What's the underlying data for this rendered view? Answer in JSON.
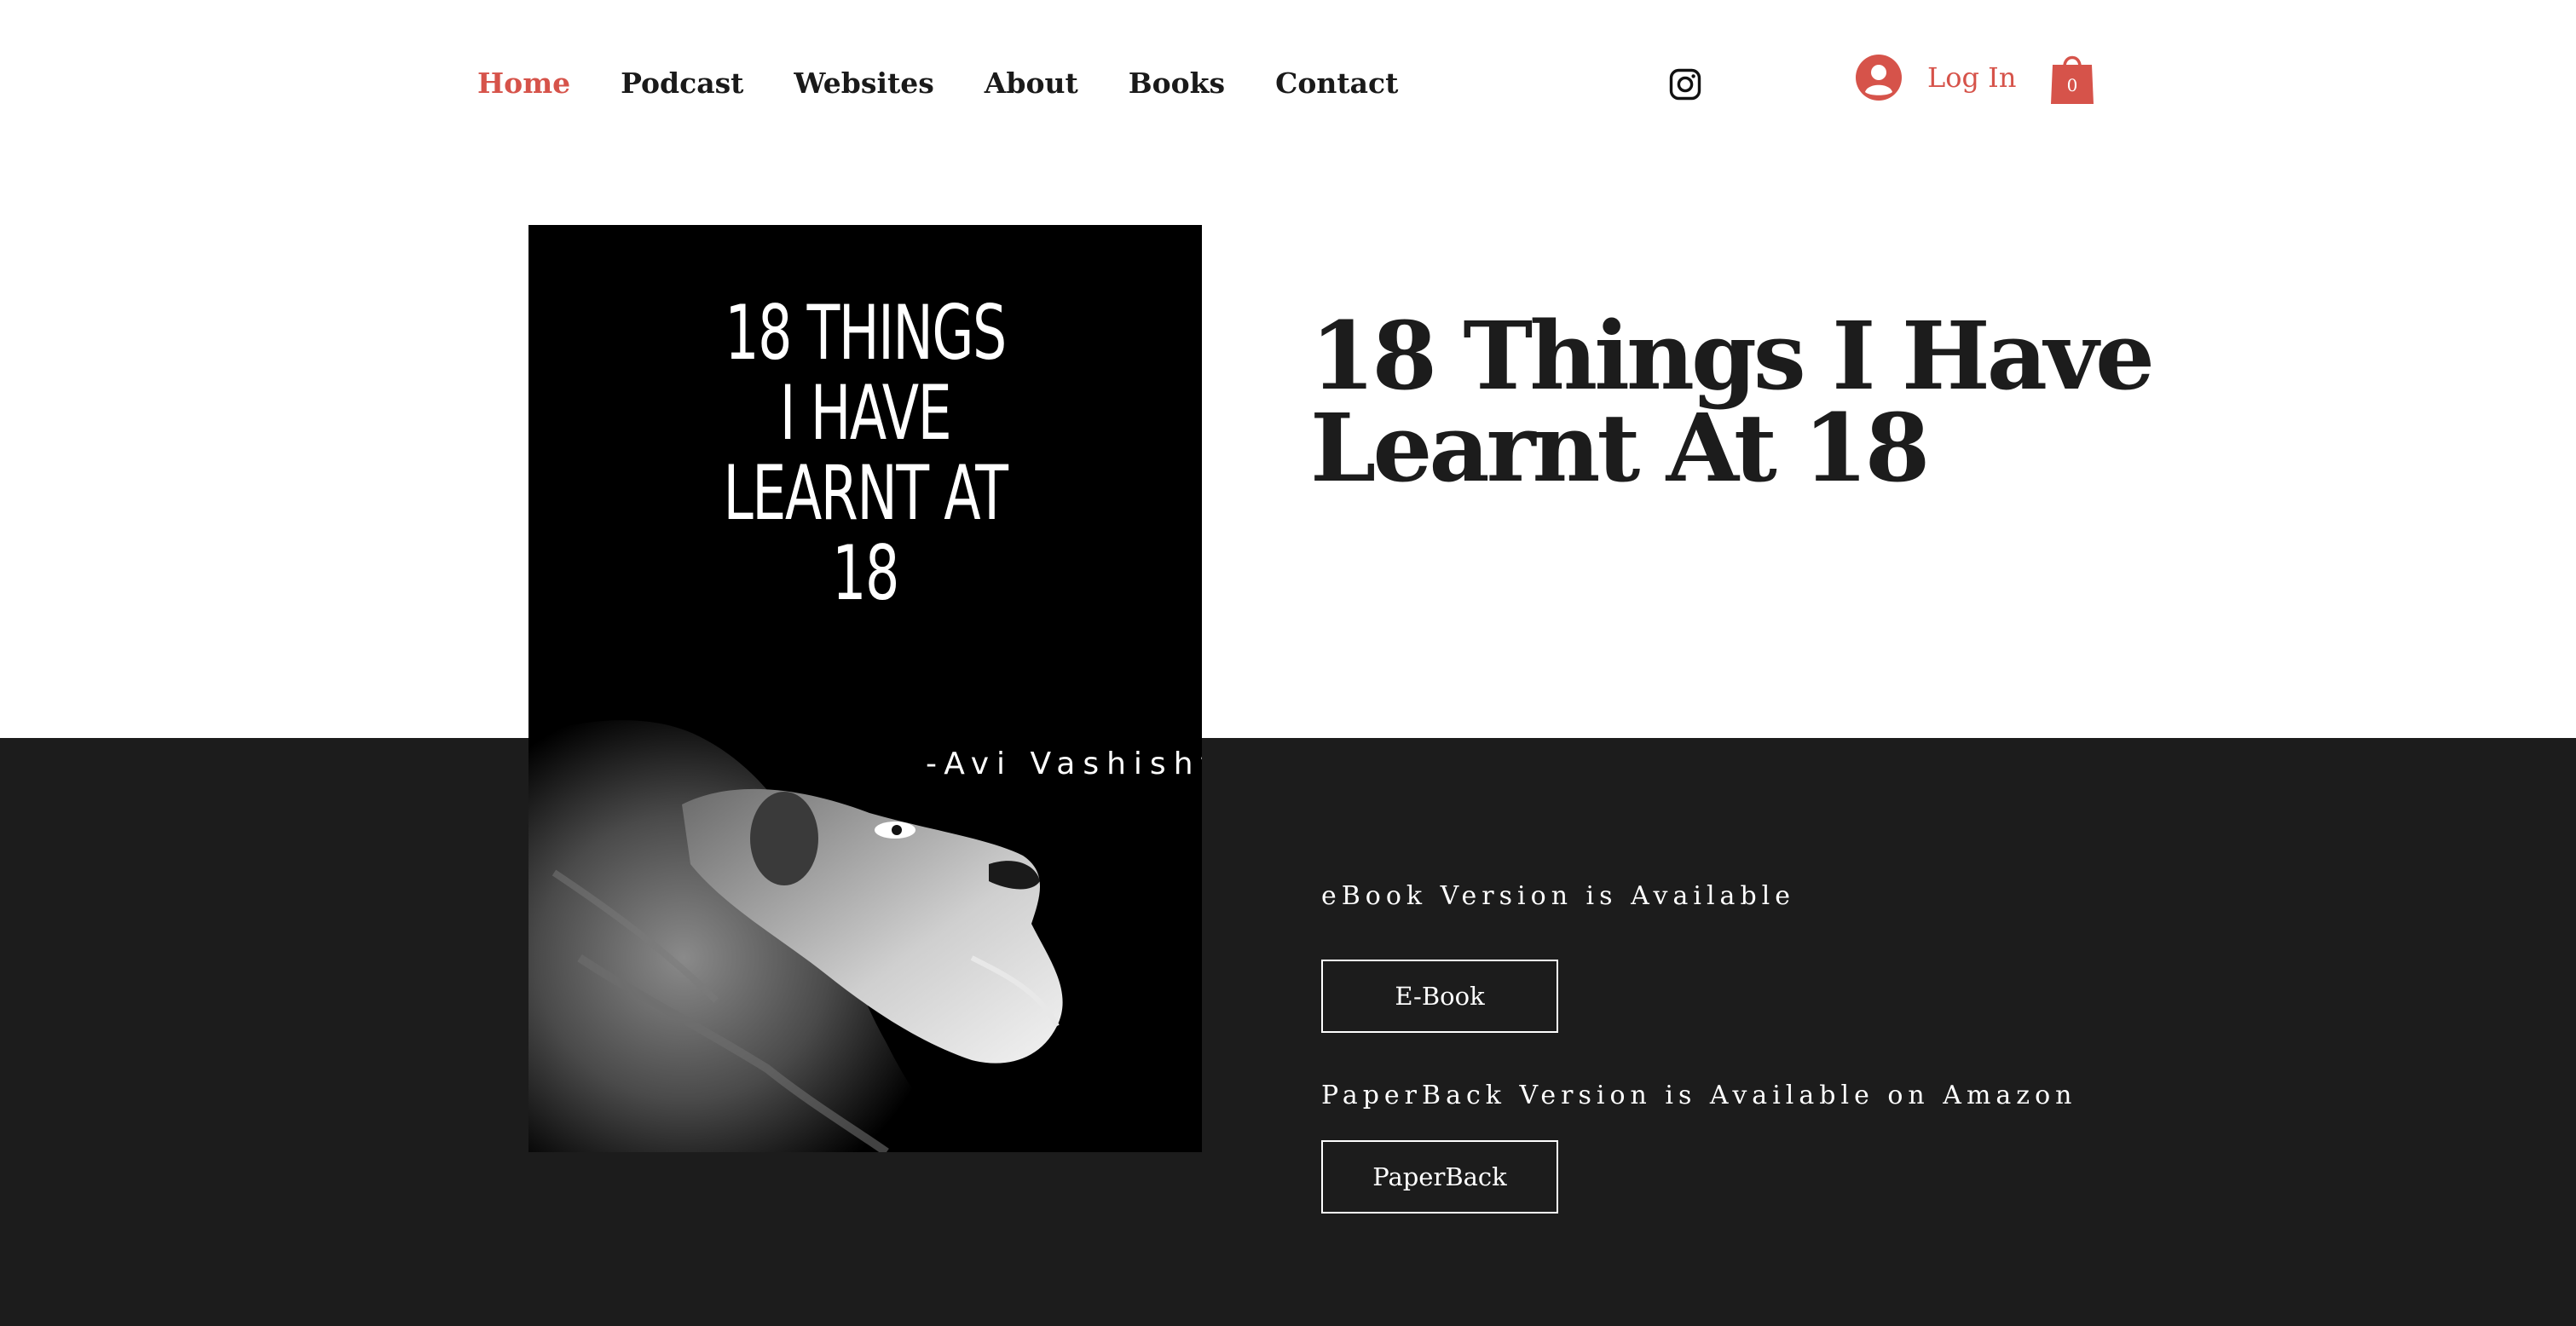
{
  "nav": {
    "items": [
      {
        "label": "Home",
        "active": true
      },
      {
        "label": "Podcast",
        "active": false
      },
      {
        "label": "Websites",
        "active": false
      },
      {
        "label": "About",
        "active": false
      },
      {
        "label": "Books",
        "active": false
      },
      {
        "label": "Contact",
        "active": false
      }
    ]
  },
  "header": {
    "social_icon": "instagram-icon",
    "login_label": "Log In",
    "cart_count": "0"
  },
  "book": {
    "cover_title_lines": [
      "18 THINGS",
      "I HAVE",
      "LEARNT AT",
      "18"
    ],
    "cover_author": "-Avi Vashishta",
    "title_lines": [
      "18 Things I Have",
      "Learnt At 18"
    ]
  },
  "purchase": {
    "ebook_text": "eBook Version is Available",
    "ebook_button": "E-Book",
    "paperback_text": "PaperBack Version is Available on Amazon",
    "paperback_button": "PaperBack"
  },
  "colors": {
    "accent": "#d6534a",
    "text_dark": "#1c1c1c",
    "band": "#1c1c1c"
  }
}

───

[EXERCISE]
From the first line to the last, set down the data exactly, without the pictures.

[RESULT FOR THIS EXERCISE]
What's the underlying data for this rendered view? Answer in JSON.
{
  "nav": {
    "items": [
      {
        "label": "Home",
        "active": true
      },
      {
        "label": "Podcast",
        "active": false
      },
      {
        "label": "Websites",
        "active": false
      },
      {
        "label": "About",
        "active": false
      },
      {
        "label": "Books",
        "active": false
      },
      {
        "label": "Contact",
        "active": false
      }
    ]
  },
  "header": {
    "social_icon": "instagram-icon",
    "login_label": "Log In",
    "cart_count": "0"
  },
  "book": {
    "cover_title_lines": [
      "18 THINGS",
      "I HAVE",
      "LEARNT AT",
      "18"
    ],
    "cover_author": "-Avi Vashishta",
    "title_lines": [
      "18 Things I Have",
      "Learnt At 18"
    ]
  },
  "purchase": {
    "ebook_text": "eBook Version is Available",
    "ebook_button": "E-Book",
    "paperback_text": "PaperBack Version is Available on Amazon",
    "paperback_button": "PaperBack"
  },
  "colors": {
    "accent": "#d6534a",
    "text_dark": "#1c1c1c",
    "band": "#1c1c1c"
  }
}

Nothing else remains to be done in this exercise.